    I love Boch in so many ways when it comes to managing a pitching staff. He is almost god-like. And frankly, I think that is the one area of game management that matters the most.

    But his burning and seemingly blind (in the absence of logical objective explanations) devotion to Huff, Rowand, Torres, Tejada, Cabrera et al is something that Towers had a problem with in San Diego and is why he was shown the door.

    I get it. I probably get it more than most fans because of my background. But at some point, for the good of the team you have to let go of these guys.

    As I wrote in my little blurb yesterday: "Guys making $400,000 grand a year run out of patience with a guy making 50 times that when his m.o is to take his team out of the game every 5th day by the 4th inning."

    There is just too much over-the-hillness not being balanced out by younger guys like Crawford, Burris and Belt. These 3 need MLB experience now if they are to contribute to October baseball. Wasting time on Huff Rowand and some of the others is just that. A waste.

    And Bochy should know by now, that time is a precious commodity, not to be wasted on the undeserving.

  2. Nothing back on track. Yesterday was just an abberation. Sanchez gets pounded. Giants give up lots of runs and score very little as the punchless offense resumes. What a dreary August this is. Can't wait for September!

  3. E "Joe," you must have realized that except for Cabrera (or perhaps incl. him because he cost a prospect) all the guys you named are making big dollars. You are assuming that Bochy has the last word on who plays, but I'll bet you he gets a little support from the brass something on the order of 'Well, Boch, if you think that Aubrey will eventually snap out of it and have a year like last, go ahead and play him over Belt, because he isn't proven yet, is he? Same with Crawford. We know you like him, but gosh, maybe he WOULD benefit from hitting AAA stuff.'

    Stupid salaries are the elephant in the room. Does anyone think that Huff would have walked away from a World Champ team for a few million less? I believe that the Giants brass has a special room where they can get a collective heat-on right before they go to contract. How else do you explain Zito, Rowand, Huff, Tehada etc.

    Now I am in agreement about Belt. I've said here and elsewhere that the Giants have clearly mishandled their best prospect, and if Huff doesn't prove that the last few days are a snap-to for him, they will be mighty embarrassed that they didn't give Brandon Belt a solid chance up here if come September, the race is still really close, or heaven forbid, S.F. is out of it.
    I'm not upset about Crawford. His average was tanking beyond defensive capabilities. I do hope the Giants bring up Gary Brown when the roster expands, to give him a peek at things. They might find out what they've been missing at leadoff.
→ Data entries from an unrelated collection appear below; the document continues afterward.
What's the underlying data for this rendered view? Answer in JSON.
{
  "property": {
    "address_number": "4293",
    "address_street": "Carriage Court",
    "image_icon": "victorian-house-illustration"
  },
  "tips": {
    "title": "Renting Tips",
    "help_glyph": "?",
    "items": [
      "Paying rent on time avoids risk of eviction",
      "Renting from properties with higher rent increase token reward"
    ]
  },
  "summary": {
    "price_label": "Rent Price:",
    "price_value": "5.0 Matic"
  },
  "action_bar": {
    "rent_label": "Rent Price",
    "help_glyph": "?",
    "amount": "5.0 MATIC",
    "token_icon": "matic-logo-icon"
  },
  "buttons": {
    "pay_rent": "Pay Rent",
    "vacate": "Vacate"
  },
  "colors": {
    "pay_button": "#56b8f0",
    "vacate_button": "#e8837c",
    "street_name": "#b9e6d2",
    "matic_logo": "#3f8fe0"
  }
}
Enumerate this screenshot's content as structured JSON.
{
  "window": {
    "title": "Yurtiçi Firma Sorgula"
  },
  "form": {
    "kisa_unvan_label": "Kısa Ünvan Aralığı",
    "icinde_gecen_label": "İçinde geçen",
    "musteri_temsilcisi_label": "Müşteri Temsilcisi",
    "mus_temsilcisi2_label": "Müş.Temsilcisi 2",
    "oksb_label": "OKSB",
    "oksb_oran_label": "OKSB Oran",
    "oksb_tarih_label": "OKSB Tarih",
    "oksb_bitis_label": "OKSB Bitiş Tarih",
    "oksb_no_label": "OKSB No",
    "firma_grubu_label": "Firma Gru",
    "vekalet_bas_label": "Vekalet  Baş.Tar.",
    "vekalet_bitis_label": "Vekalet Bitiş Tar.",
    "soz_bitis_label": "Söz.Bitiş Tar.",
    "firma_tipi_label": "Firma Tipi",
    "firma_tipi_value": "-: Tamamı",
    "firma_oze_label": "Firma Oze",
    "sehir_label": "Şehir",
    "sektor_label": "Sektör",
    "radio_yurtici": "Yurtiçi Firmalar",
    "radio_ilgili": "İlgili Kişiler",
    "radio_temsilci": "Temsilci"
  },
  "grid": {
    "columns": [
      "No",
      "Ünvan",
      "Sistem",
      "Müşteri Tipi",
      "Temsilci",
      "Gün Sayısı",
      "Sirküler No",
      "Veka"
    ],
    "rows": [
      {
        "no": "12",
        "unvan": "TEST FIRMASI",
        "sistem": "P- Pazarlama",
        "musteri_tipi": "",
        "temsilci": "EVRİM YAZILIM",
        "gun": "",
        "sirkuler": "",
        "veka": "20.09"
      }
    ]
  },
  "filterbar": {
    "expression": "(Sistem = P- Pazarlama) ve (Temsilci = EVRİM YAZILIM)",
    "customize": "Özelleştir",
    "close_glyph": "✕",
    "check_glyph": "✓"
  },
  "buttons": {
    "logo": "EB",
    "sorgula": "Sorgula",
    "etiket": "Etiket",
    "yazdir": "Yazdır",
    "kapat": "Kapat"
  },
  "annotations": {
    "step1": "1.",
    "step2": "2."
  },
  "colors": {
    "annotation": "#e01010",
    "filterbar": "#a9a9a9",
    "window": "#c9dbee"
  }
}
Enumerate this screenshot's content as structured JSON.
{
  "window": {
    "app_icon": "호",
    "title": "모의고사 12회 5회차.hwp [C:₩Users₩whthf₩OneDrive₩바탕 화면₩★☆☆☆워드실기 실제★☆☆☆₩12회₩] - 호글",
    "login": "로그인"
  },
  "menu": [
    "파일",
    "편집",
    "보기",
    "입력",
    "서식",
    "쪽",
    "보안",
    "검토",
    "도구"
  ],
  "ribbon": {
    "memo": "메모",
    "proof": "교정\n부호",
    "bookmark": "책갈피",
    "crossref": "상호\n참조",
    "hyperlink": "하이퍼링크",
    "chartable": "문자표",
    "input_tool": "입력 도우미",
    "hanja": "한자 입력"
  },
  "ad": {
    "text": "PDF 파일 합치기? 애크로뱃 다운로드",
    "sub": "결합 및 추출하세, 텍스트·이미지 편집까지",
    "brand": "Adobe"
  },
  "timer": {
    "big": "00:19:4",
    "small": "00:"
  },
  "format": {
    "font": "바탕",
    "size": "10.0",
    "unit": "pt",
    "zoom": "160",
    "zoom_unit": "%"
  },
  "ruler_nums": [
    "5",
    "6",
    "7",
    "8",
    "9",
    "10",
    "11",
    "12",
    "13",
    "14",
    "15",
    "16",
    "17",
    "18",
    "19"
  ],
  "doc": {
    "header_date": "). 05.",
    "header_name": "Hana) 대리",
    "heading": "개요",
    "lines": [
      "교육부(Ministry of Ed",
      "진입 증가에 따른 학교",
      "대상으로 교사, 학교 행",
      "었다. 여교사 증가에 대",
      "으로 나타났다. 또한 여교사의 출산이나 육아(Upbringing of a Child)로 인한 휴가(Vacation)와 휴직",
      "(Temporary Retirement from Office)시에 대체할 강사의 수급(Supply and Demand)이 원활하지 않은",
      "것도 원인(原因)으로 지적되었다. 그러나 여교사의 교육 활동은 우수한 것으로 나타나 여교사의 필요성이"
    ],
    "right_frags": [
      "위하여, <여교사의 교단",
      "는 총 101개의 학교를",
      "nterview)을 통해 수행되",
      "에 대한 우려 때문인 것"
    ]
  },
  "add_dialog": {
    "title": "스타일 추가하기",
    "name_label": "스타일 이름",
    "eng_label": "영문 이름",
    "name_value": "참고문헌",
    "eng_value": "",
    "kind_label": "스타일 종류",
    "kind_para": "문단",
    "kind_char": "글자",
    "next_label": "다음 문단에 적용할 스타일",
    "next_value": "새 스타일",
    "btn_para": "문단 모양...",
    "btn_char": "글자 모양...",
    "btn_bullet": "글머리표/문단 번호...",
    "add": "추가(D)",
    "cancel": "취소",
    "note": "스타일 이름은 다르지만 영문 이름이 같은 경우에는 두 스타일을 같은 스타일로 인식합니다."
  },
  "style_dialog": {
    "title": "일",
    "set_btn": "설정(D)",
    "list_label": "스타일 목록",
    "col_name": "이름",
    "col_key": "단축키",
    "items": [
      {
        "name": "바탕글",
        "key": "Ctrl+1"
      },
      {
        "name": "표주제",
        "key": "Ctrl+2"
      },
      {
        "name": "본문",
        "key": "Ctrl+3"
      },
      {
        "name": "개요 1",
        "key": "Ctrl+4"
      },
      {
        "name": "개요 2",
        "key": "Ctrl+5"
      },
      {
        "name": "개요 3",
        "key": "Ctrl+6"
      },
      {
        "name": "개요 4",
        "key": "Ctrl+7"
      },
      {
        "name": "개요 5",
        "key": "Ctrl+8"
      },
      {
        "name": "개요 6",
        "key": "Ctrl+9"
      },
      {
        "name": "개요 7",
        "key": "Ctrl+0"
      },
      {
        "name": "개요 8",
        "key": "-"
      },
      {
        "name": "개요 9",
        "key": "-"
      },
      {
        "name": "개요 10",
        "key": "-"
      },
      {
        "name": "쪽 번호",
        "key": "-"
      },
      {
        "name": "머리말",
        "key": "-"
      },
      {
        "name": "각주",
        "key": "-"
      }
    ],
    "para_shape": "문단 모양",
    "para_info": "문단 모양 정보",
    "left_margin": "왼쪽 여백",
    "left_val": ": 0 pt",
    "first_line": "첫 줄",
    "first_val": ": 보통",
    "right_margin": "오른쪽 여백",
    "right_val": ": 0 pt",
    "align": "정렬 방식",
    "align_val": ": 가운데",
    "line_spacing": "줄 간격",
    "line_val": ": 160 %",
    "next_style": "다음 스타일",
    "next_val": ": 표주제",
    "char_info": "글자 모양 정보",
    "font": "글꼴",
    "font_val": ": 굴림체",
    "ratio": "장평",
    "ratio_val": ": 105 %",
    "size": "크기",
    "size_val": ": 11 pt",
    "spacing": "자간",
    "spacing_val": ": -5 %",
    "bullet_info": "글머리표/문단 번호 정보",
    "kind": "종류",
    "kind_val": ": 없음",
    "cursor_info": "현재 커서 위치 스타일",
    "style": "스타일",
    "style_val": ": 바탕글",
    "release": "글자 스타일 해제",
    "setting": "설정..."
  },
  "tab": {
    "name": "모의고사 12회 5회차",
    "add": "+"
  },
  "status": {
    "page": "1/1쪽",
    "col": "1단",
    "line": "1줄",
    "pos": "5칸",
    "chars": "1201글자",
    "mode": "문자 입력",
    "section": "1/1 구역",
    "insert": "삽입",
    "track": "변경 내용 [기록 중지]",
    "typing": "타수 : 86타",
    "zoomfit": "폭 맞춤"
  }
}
  4. E, I didn't know that Bochy had that same over-reliance on veterans in San Diego.

    Yeah, I wonder if Bochy is operating under the old steroid-era premise. Over all those years, Bochy saw veterans replenish their stock (with mother's little helper), and maybe he's hoping for the same without putting it together that it's a different steroid-less era.

    But, I do believe that his devotion to Huff is something different than his continual reliance on the others. With Huff, he sees something in his swing (bat speed?) that convinces him he still has it. Huff has admitted that he's been overwhelmed by all the stuff that young, live-armed pitchers bring.

    The others: Bochy's dealing with the hand he's been dealt. They're on the payroll, they can't shed the big contracts, so he has to make do. I think he's actually used Rowand in situations where he can succeed: against lefties. The problem is when he's forced to put him in against righties.

    Tejada, Cabrera: that's on Sabean. Zito: they're being very creative in keeping him out of sight. I just hope they aren't convinced to go back to him after the Sanchez debacles.

    I agree that they went as long as they could with Crawford. His hitting just was not progressing. Good to see he's succeeding in Fresno, but that doesn't persuade me that he's ready. I do absolutely miss his glove, as I miss F. Sanchez' glove.

    Bill: The Giants can't just let the rest of August slip by! If they get to August five or six games back, a whole lot of good will the soft schedule be.